I want us to take a look at the clothes we wear and the reasons we wear them.

Last night, to prepare for my class the next day, I read a chapter in the book Shattering Stereotypes: Muslim Women Speak Out. In the chapter “Tapping Our Strength,” Eisa Nefertari Ulen, an American Muslim feminist, shares her thoughts on veiled Muslim women in America (emphasis mine):

Are women who insist on wearing the hajib unselfconsciously oppressed, or–particularly in the land that gave us wet t-shirt contests–are they performing daily acts of resistance by covering their hair? In the West, where long blonde tresses signify a certain power through sexuality and set the standard for beauty, are veiled women the most daring revolutionaries? 

She continues:

By living in constant alignment with faith, they challenge the misogynist systems that compel too many Western women and girls to binge, purge, and starve themselves…American Muslim women who choose to cover undeniably act out real life resistance to the hyper-sexualization of women and girls in the West…

It takes a warrior to be a Muslim woman.

So often we non-veiled, non-Muslim women look at our veiled sisters and we feel pity that they do not have the freedoms that we have.

But what freedoms?

Is it free to feel the constant need to compare ourselves to photo-shopped bodies in magazines? Is it free to be enslaved by the ever-evolving capitalist fashion industry?  Is it free to have see those of our sex constantly objectified and sexualized by the media? Is it free to dress for the male gaze?

Is that really freedom?

Of course, some of you are already preparing your comments which are going to say, “Well, some veiled women really are oppressed!” And you’d be right.

But here’s another quote by  Ulen to ponder:

I think about the women I know who cover themselves and their daughters for the wrong reason, and then I remember I know some women who wear push-up bras for the same wrong reason: to please men.

And, I’d add, the modesty sermons in the Christian church are almost always fueled by that same wrong reason.

“Don’t let your brothers stumble!”

“A good Christian man will be more attracted to a modest woman!”

“Modest is hottest!”

…to please men.

As Ulen says,

Right now, half of American non-Muslim women encourage other women to be free by being naked and the other half desperately tries to get women and girls to cover up. Meanwhile, the men simply get dressed in the morning.

Whether we’re wearing hajibs or jeans or baggy t-shirts or mini-skirts, are our clothes making us slaves to patriarchy and consumerism? Are we letting debates over clothing keep us from being truly free? Or from embracing and loving and banding together with our sisters who dress differently?

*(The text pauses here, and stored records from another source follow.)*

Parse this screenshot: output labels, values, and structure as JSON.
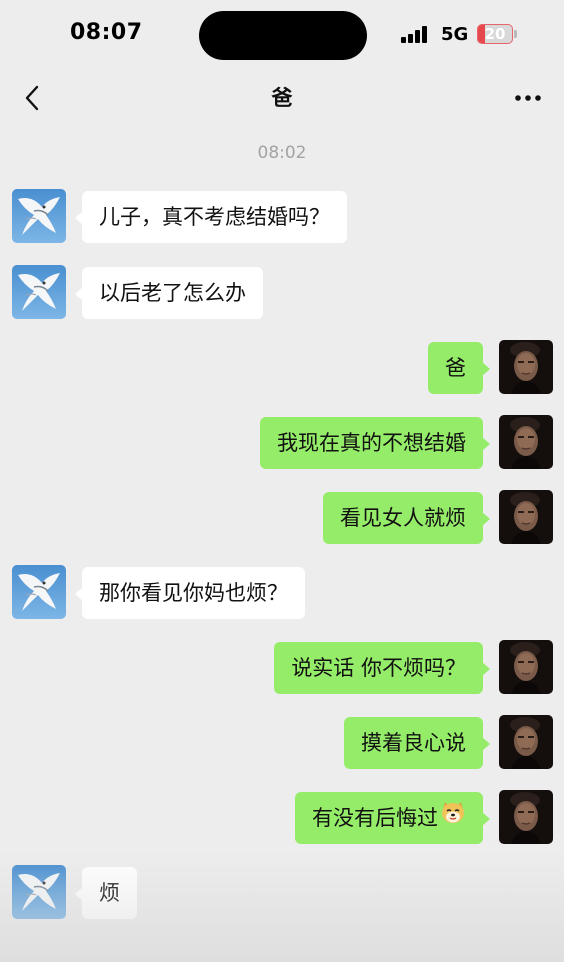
{
  "status_bar": {
    "time": "08:07",
    "network": "5G",
    "battery": "20",
    "battery_level": 0.2
  },
  "nav": {
    "title": "爸",
    "back_icon": "chevron-left-icon",
    "more_icon": "more-dots-icon"
  },
  "timestamp": "08:02",
  "messages": [
    {
      "side": "in",
      "text": "儿子，真不考虑结婚吗？"
    },
    {
      "side": "in",
      "text": "以后老了怎么办"
    },
    {
      "side": "out",
      "text": "爸"
    },
    {
      "side": "out",
      "text": "我现在真的不想结婚"
    },
    {
      "side": "out",
      "text": "看见女人就烦"
    },
    {
      "side": "in",
      "text": "那你看见你妈也烦？"
    },
    {
      "side": "out",
      "text": "说实话 你不烦吗？"
    },
    {
      "side": "out",
      "text": "摸着良心说"
    },
    {
      "side": "out",
      "text": "有没有后悔过",
      "emoji": "doge-emoji-icon"
    },
    {
      "side": "in",
      "text": "烦"
    }
  ],
  "colors": {
    "sent_bubble": "#95ec69",
    "received_bubble": "#ffffff",
    "background": "#ededed"
  }
}
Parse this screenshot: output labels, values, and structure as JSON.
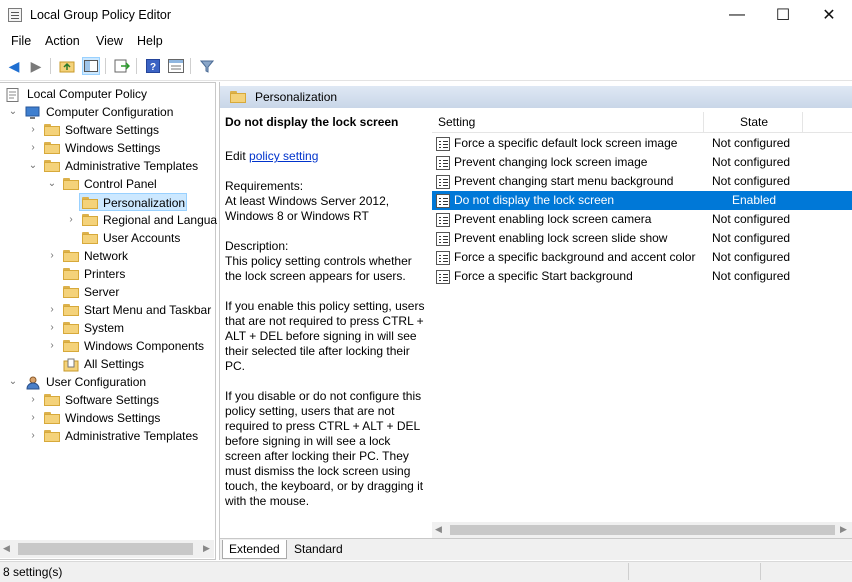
{
  "window": {
    "title": "Local Group Policy Editor",
    "minimize": "—",
    "maximize": "☐",
    "close": "✕"
  },
  "menu": {
    "file": "File",
    "action": "Action",
    "view": "View",
    "help": "Help"
  },
  "tree": {
    "root": "Local Computer Policy",
    "computer_config": "Computer Configuration",
    "cc_software": "Software Settings",
    "cc_windows": "Windows Settings",
    "cc_admin": "Administrative Templates",
    "control_panel": "Control Panel",
    "personalization": "Personalization",
    "regional": "Regional and Langua",
    "user_accounts": "User Accounts",
    "network": "Network",
    "printers": "Printers",
    "server": "Server",
    "start_menu": "Start Menu and Taskbar",
    "system": "System",
    "windows_components": "Windows Components",
    "all_settings": "All Settings",
    "user_config": "User Configuration",
    "uc_software": "Software Settings",
    "uc_windows": "Windows Settings",
    "uc_admin": "Administrative Templates"
  },
  "pane": {
    "header": "Personalization",
    "desc_title": "Do not display the lock screen",
    "edit_prefix": "Edit ",
    "edit_link": "policy setting",
    "req_label": "Requirements:",
    "req_text": "At least Windows Server 2012, Windows 8 or Windows RT",
    "desc_label": "Description:",
    "desc_1": "This policy setting controls whether the lock screen appears for users.",
    "desc_2": "If you enable this policy setting, users that are not required to press CTRL + ALT + DEL before signing in will see their selected tile after  locking their PC.",
    "desc_3": "If you disable or do not configure this policy setting, users that are not required to press CTRL + ALT + DEL before signing in will see a lock screen after locking their PC. They must dismiss the lock screen using touch, the keyboard, or by dragging it with the mouse."
  },
  "list": {
    "col_setting": "Setting",
    "col_state": "State",
    "rows": [
      {
        "name": "Force a specific default lock screen image",
        "state": "Not configured"
      },
      {
        "name": "Prevent changing lock screen image",
        "state": "Not configured"
      },
      {
        "name": "Prevent changing start menu background",
        "state": "Not configured"
      },
      {
        "name": "Do not display the lock screen",
        "state": "Enabled"
      },
      {
        "name": "Prevent enabling lock screen camera",
        "state": "Not configured"
      },
      {
        "name": "Prevent enabling lock screen slide show",
        "state": "Not configured"
      },
      {
        "name": "Force a specific background and accent color",
        "state": "Not configured"
      },
      {
        "name": "Force a specific Start background",
        "state": "Not configured"
      }
    ]
  },
  "tabs": {
    "extended": "Extended",
    "standard": "Standard"
  },
  "status": {
    "text": "8 setting(s)"
  },
  "colors": {
    "selection": "#0078d7",
    "tree_selection": "#cce8ff",
    "folder": "#f4d27a"
  }
}
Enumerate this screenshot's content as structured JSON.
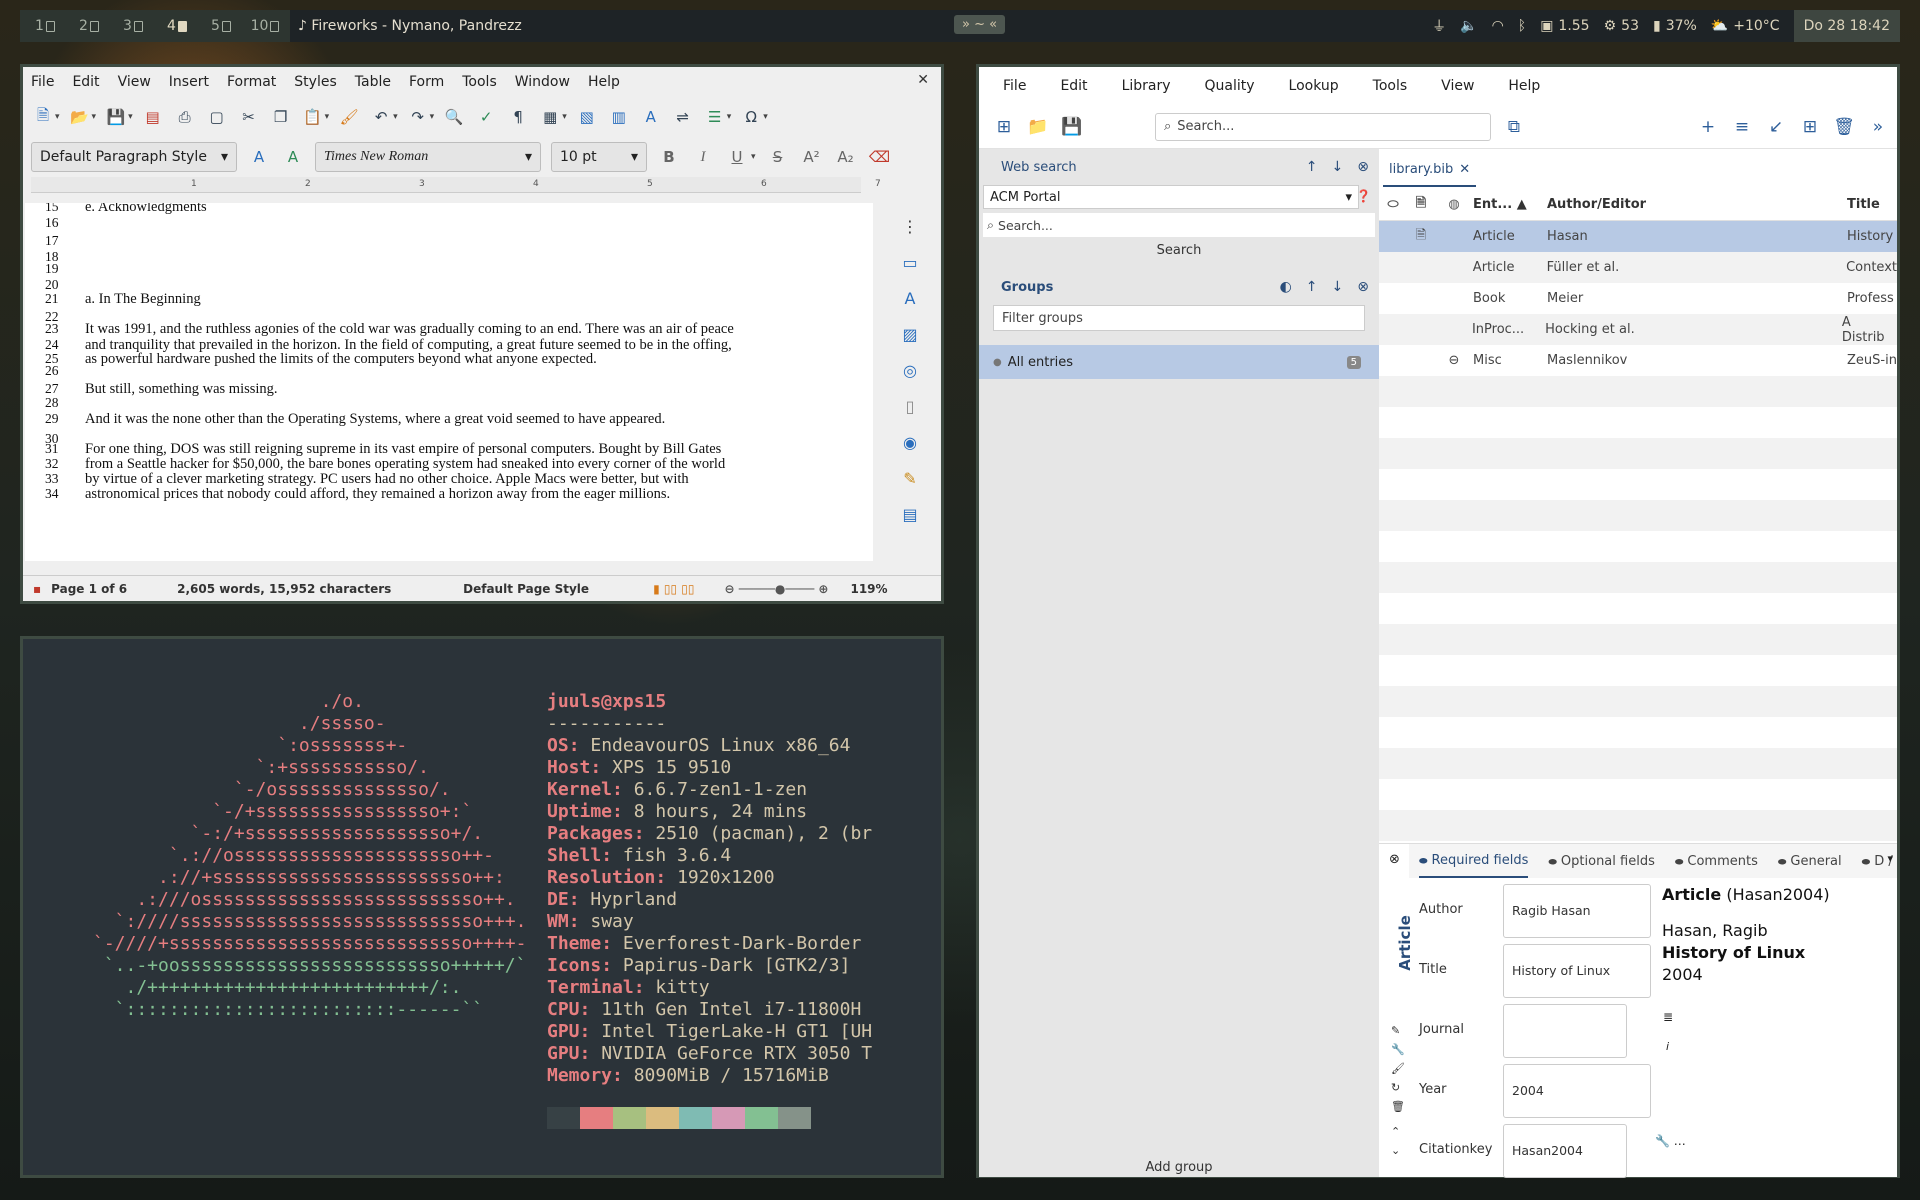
{
  "topbar": {
    "workspaces": [
      {
        "num": "1",
        "active": false
      },
      {
        "num": "2",
        "active": false
      },
      {
        "num": "3",
        "active": false
      },
      {
        "num": "4",
        "active": true
      },
      {
        "num": "5",
        "active": false
      },
      {
        "num": "10",
        "active": false
      }
    ],
    "now_playing": "♪ Fireworks - Nymano, Pandrezz",
    "center_tag": "» ~ «",
    "cpu_load": "1.55",
    "mem": "53",
    "battery": "37%",
    "weather": "+10°C",
    "clock": "Do 28 18:42"
  },
  "writer": {
    "menu": [
      "File",
      "Edit",
      "View",
      "Insert",
      "Format",
      "Styles",
      "Table",
      "Form",
      "Tools",
      "Window",
      "Help"
    ],
    "paragraph_style": "Default Paragraph Style",
    "font_name": "Times New Roman",
    "font_size": "10 pt",
    "ruler_marks": [
      "1",
      "2",
      "3",
      "4",
      "5",
      "6",
      "7"
    ],
    "doc_lines": [
      {
        "n": "15",
        "t": "   e. Acknowledgments"
      },
      {
        "n": "16",
        "t": ""
      },
      {
        "n": "17",
        "t": ""
      },
      {
        "n": "18",
        "t": ""
      },
      {
        "n": "19",
        "t": ""
      },
      {
        "n": "20",
        "t": ""
      },
      {
        "n": "21",
        "t": "a. In The Beginning"
      },
      {
        "n": "22",
        "t": ""
      },
      {
        "n": "23",
        "t": "It was 1991, and the ruthless agonies of the cold war was gradually coming to an end. There was an air of peace"
      },
      {
        "n": "24",
        "t": "and tranquility that prevailed in the horizon. In the field of computing, a great future seemed to be in the offing,"
      },
      {
        "n": "25",
        "t": "as powerful hardware pushed the limits of the computers beyond what anyone expected."
      },
      {
        "n": "26",
        "t": ""
      },
      {
        "n": "27",
        "t": "But still, something was missing."
      },
      {
        "n": "28",
        "t": ""
      },
      {
        "n": "29",
        "t": "And it was the none other than the Operating Systems, where a great void seemed to have appeared."
      },
      {
        "n": "30",
        "t": ""
      },
      {
        "n": "31",
        "t": "For one thing, DOS was still reigning supreme in its vast empire of personal computers. Bought by Bill Gates"
      },
      {
        "n": "32",
        "t": "from a Seattle hacker for $50,000, the bare bones operating system had sneaked into every corner of the world"
      },
      {
        "n": "33",
        "t": "by virtue of a clever marketing strategy. PC users had no other choice. Apple Macs were better, but with"
      },
      {
        "n": "34",
        "t": "astronomical prices that nobody could afford, they remained a horizon away from the eager millions."
      }
    ],
    "status": {
      "page": "Page 1 of 6",
      "words": "2,605 words, 15,952 characters",
      "page_style": "Default Page Style",
      "zoom": "119%"
    }
  },
  "terminal": {
    "ascii_lines": [
      {
        "t": "                     ./o.",
        "c": "#e67e80"
      },
      {
        "t": "                   ./sssso-",
        "c": "#e67e80"
      },
      {
        "t": "                 `:osssssss+-",
        "c": "#e67e80"
      },
      {
        "t": "               `:+sssssssssso/.",
        "c": "#e67e80"
      },
      {
        "t": "             `-/ossssssssssssso/.",
        "c": "#e67e80"
      },
      {
        "t": "           `-/+sssssssssssssssso+:`",
        "c": "#e67e80"
      },
      {
        "t": "         `-:/+sssssssssssssssssso+/.",
        "c": "#e67e80"
      },
      {
        "t": "       `.://osssssssssssssssssssso++-",
        "c": "#e67e80"
      },
      {
        "t": "      .://+ssssssssssssssssssssssso++:",
        "c": "#e67e80"
      },
      {
        "t": "    .:///ossssssssssssssssssssssssso++.",
        "c": "#e67e80"
      },
      {
        "t": "  `:////ssssssssssssssssssssssssssso+++.",
        "c": "#e67e80"
      },
      {
        "t": "`-////+ssssssssssssssssssssssssssso++++-",
        "c": "#e67e80"
      },
      {
        "t": " `..-+oosssssssssssssssssssssssso+++++/`",
        "c": "#83c092"
      },
      {
        "t": "   ./++++++++++++++++++++++++++/:.",
        "c": "#83c092"
      },
      {
        "t": "  `:::::::::::::::::::::::::------``",
        "c": "#83c092"
      }
    ],
    "user": "juuls@xps15",
    "separator": "-----------",
    "info": [
      {
        "k": "OS",
        "v": "EndeavourOS Linux x86_64"
      },
      {
        "k": "Host",
        "v": "XPS 15 9510"
      },
      {
        "k": "Kernel",
        "v": "6.6.7-zen1-1-zen"
      },
      {
        "k": "Uptime",
        "v": "8 hours, 24 mins"
      },
      {
        "k": "Packages",
        "v": "2510 (pacman), 2 (br"
      },
      {
        "k": "Shell",
        "v": "fish 3.6.4"
      },
      {
        "k": "Resolution",
        "v": "1920x1200"
      },
      {
        "k": "DE",
        "v": "Hyprland"
      },
      {
        "k": "WM",
        "v": "sway"
      },
      {
        "k": "Theme",
        "v": "Everforest-Dark-Border"
      },
      {
        "k": "Icons",
        "v": "Papirus-Dark [GTK2/3]"
      },
      {
        "k": "Terminal",
        "v": "kitty"
      },
      {
        "k": "CPU",
        "v": "11th Gen Intel i7-11800H"
      },
      {
        "k": "GPU",
        "v": "Intel TigerLake-H GT1 [UH"
      },
      {
        "k": "GPU",
        "v": "NVIDIA GeForce RTX 3050 T"
      },
      {
        "k": "Memory",
        "v": "8090MiB / 15716MiB"
      }
    ],
    "palette": [
      "#374145",
      "#e67e80",
      "#a7c080",
      "#dbbc7f",
      "#7fbbb3",
      "#d699b6",
      "#83c092",
      "#859289"
    ]
  },
  "jabref": {
    "menu": [
      "File",
      "Edit",
      "Library",
      "Quality",
      "Lookup",
      "Tools",
      "View",
      "Help"
    ],
    "search_placeholder": "Search...",
    "web_search": {
      "title": "Web search",
      "engine": "ACM Portal",
      "search_placeholder": "Search...",
      "search_button": "Search"
    },
    "groups": {
      "title": "Groups",
      "filter_placeholder": "Filter groups",
      "all_entries": "All entries",
      "count": "5",
      "add_group": "Add group"
    },
    "tab": "library.bib",
    "columns": {
      "entry": "Ent...",
      "author": "Author/Editor",
      "title": "Title"
    },
    "entries": [
      {
        "type": "Article",
        "author": "Hasan",
        "title": "History",
        "icon": "file",
        "selected": true
      },
      {
        "type": "Article",
        "author": "Füller et al.",
        "title": "Context",
        "icon": "",
        "selected": false
      },
      {
        "type": "Book",
        "author": "Meier",
        "title": "Profess",
        "icon": "",
        "selected": false
      },
      {
        "type": "InProc...",
        "author": "Hocking et al.",
        "title": "A Distrib",
        "icon": "",
        "selected": false
      },
      {
        "type": "Misc",
        "author": "Maslennikov",
        "title": "ZeuS-in",
        "icon": "link",
        "selected": false
      }
    ],
    "editor": {
      "tabs": [
        "Required fields",
        "Optional fields",
        "Comments",
        "General",
        "D /"
      ],
      "entry_type": "Article",
      "fields": [
        {
          "label": "Author",
          "value": "Ragib Hasan"
        },
        {
          "label": "Title",
          "value": "History of Linux"
        },
        {
          "label": "Journal",
          "value": ""
        },
        {
          "label": "Year",
          "value": "2004"
        },
        {
          "label": "Citationkey",
          "value": "Hasan2004"
        }
      ],
      "preview": {
        "type": "Article",
        "key": "(Hasan2004)",
        "author": "Hasan, Ragib",
        "title": "History of Linux",
        "year": "2004"
      }
    }
  }
}
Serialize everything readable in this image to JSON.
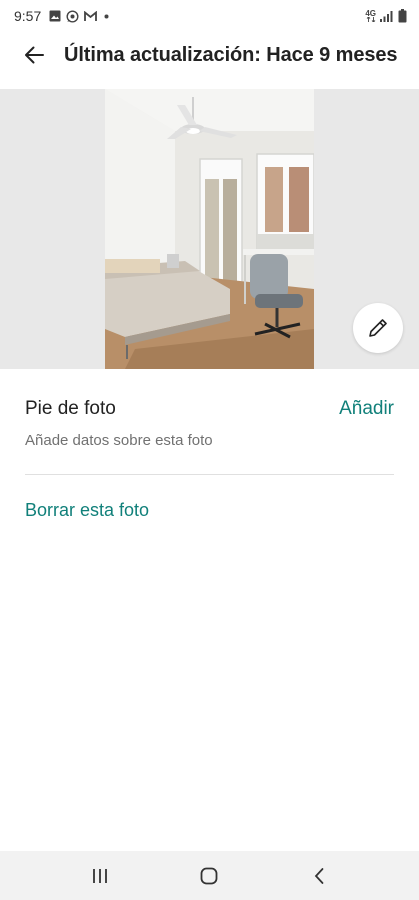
{
  "status_bar": {
    "time": "9:57",
    "left_icons": [
      "gallery-icon",
      "whatsapp-icon",
      "gmail-icon",
      "dot-icon"
    ],
    "right_icons": [
      "4g-icon",
      "signal-icon",
      "battery-icon"
    ],
    "network_label": "4G"
  },
  "app_bar": {
    "back_icon": "arrow-left-icon",
    "title": "Última actualización: Hace 9 meses"
  },
  "photo": {
    "edit_icon": "pencil-icon",
    "background_color": "#e8e8e8"
  },
  "caption": {
    "title": "Pie de foto",
    "add_label": "Añadir",
    "help_text": "Añade datos sobre esta foto"
  },
  "actions": {
    "delete_label": "Borrar esta foto"
  },
  "nav_bar": {
    "buttons": [
      "recent-apps-icon",
      "home-icon",
      "back-icon"
    ]
  },
  "colors": {
    "accent": "#11807a",
    "text_primary": "#222222",
    "text_secondary": "#717171"
  }
}
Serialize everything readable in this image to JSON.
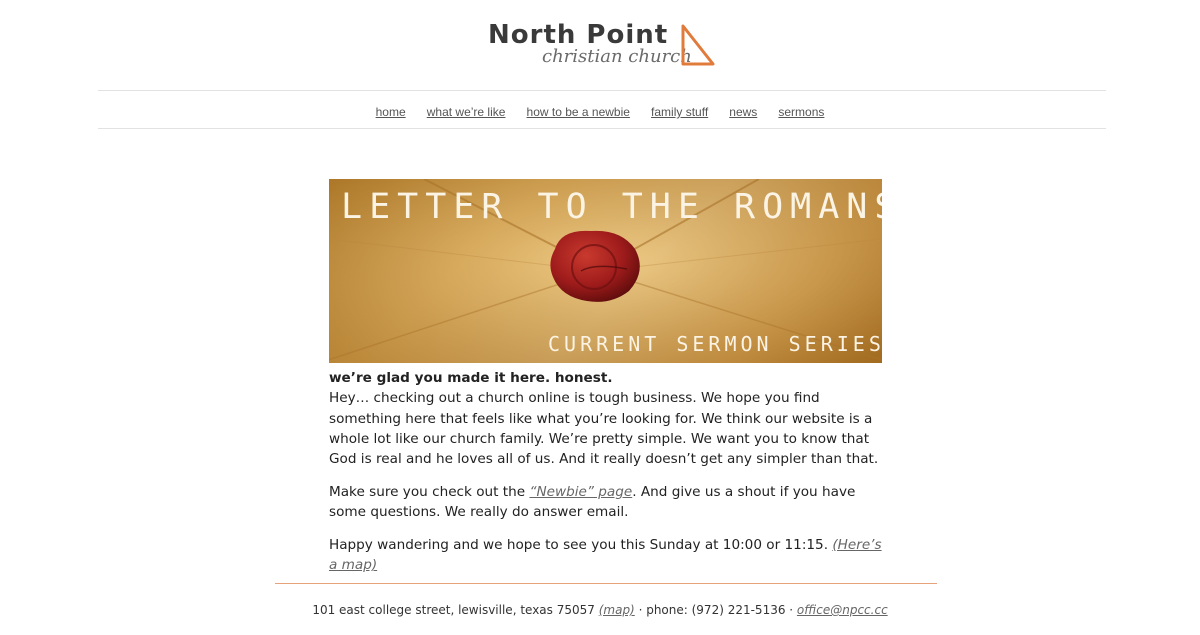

Let’s think about that today.

I’d like to add that, it is about as easy to talk about Muslim women as it is to talk about Christian women. Islam is the second largest religion in the world and has billions of followers. Muslim women are diverse–some wear veils, some wear mini-skirts. Another thing to keep in mind!